"Rosecroft, which already has been operating at a loss, will be denied the opportunity for an alternative revenue source that would enable it to compete with other tracks in the state and racing and gaming venues in neighboring states," the company said in a news release. "Reflecting this development and other factors, Penn National Gaming has decided ... not to move forward with its acquisition of Rosecroft Raceway."
Prince George's County officials have long objected to slots in their community, and the exclusion of slots at Rosecroft helped secure the votes of many of that county's legislative delegation for a gambling expansion.
The legislature voted to place a constitutional amendment on the November 2008 ballot authorizing up to 15,000 slot machines in five locations, one each in Baltimore City and Allegany, Anne Arundel, Cecil, and Worcester counties. That would allow slots at Laurel Park and Ocean Downs racetracks, but not at Rosecroft or Baltimore's Pimlico Race Course.

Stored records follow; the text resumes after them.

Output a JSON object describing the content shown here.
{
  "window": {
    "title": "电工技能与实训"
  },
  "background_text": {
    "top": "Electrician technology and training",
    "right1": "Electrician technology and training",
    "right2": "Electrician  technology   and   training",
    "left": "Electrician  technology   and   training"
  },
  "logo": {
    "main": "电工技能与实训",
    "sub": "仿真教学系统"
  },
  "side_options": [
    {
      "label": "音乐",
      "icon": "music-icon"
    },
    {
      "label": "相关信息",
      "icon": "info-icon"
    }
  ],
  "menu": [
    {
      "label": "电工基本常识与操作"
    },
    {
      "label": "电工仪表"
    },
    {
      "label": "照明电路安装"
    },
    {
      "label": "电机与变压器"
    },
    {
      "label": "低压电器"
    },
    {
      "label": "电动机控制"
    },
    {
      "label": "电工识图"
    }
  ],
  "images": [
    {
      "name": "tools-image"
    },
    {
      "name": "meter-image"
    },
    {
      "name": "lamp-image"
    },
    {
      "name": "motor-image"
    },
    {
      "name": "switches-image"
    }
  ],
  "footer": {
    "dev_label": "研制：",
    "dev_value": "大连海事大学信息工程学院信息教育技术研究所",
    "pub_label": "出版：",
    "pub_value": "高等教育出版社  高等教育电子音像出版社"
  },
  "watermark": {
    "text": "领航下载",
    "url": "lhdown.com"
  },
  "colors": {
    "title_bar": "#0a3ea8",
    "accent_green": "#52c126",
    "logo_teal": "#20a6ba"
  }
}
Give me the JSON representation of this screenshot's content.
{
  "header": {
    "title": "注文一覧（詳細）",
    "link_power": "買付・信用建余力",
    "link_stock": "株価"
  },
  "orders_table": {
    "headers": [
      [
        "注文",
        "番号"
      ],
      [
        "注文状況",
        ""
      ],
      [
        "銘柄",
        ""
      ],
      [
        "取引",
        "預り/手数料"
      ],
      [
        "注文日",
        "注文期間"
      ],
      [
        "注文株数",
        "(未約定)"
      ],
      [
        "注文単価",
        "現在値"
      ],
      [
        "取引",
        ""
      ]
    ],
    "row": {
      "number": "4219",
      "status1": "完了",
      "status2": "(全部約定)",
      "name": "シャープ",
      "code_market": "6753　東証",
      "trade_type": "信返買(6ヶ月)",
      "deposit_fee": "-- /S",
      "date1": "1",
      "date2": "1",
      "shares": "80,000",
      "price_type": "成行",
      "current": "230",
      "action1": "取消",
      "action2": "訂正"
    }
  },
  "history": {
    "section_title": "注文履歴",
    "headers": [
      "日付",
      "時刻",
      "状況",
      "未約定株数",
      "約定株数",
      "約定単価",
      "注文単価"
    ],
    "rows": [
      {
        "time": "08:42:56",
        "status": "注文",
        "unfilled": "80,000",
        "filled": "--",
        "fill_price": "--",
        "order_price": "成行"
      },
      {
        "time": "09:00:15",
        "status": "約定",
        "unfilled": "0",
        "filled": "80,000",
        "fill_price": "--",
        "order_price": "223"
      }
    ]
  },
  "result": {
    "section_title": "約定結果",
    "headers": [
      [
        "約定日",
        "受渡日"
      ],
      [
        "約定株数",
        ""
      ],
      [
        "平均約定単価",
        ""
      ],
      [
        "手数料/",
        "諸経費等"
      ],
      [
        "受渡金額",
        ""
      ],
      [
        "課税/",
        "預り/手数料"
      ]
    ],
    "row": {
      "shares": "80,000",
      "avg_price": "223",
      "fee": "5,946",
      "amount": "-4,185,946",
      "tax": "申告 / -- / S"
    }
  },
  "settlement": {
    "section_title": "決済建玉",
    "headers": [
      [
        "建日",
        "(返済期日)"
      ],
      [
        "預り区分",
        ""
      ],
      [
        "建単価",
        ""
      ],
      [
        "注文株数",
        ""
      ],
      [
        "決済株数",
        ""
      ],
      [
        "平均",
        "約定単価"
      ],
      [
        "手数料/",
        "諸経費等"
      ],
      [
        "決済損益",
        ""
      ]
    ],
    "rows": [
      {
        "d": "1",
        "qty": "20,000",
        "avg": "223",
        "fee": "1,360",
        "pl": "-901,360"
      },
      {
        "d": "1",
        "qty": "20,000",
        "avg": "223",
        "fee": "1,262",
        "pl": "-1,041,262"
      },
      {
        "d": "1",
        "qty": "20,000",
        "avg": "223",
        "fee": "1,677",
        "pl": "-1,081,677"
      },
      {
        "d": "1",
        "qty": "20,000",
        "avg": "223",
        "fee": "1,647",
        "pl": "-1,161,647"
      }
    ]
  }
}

Rosecroft Chief Executive Officer Thomas Chuckas Jr. said that with Penn National out of the picture, the harness track's owner, Cloverleaf Enterprises, will continue to operate as usual. He said, however, that the owners will have to consider changes in the coming years.
"As we sit here today, we're at a competitive disadvantage on the harness side with Delaware and Pennsylvania" where slots are legal, he said. "That disadvantage will only be exacerbated by in-state locations and tracks getting gaming when Rosecroft doesn't have it."
Sen. J. Lowell Stoltzfus, an Eastern Shore Republican who opposes slots in general, tried to put Rosecroft in the referendum bill, but he said it was mainly an effort to remove another harness track, Ocean Downs.
With O'Malley and legislative leaders opposed to Rosecroft, though, the idea never received much consideration.
Tom Cooke, president of the Cloverleaf Standardbred Owners Association, said he is disappointed that the company is backing out of the deal. But he said it could be a chance for a community-based consortium to buy the track and take advantage of the benefits Rosecroft will get if slots are legalized.
Up to $20 million a year in slots revenue would go to subsidizing standardbred purses if voters approve the gambling referendum. Even without slots at Rosecroft, that still puts the track in a better position than it is now, Cooke said.
"I look at this as an opportunity," Cooke said.
Jeffrey C. Hooke, a financial consultant who has studied the gambling industry, said he expects Rosecroft will survive without slots and without Penn National.
"It's already viable, and the purse subsidies will make it more viable," he said.
The big question, Hooke said, is what Penn National will do in the lead-up to next year's slots referendum vote. Hooke said the company stands to lose a great deal if slots become legal in Maryland.
Charles Town is Penn National's most lucrative property, and much of its revenue comes from Maryland and from parts of Northern Virginia that are more convenient to a possible slots site at Laurel, Hooke said.
Said Hooke: "It's obvious to me that Penn National has a vested interest in seeing the referendum go down" to defeat.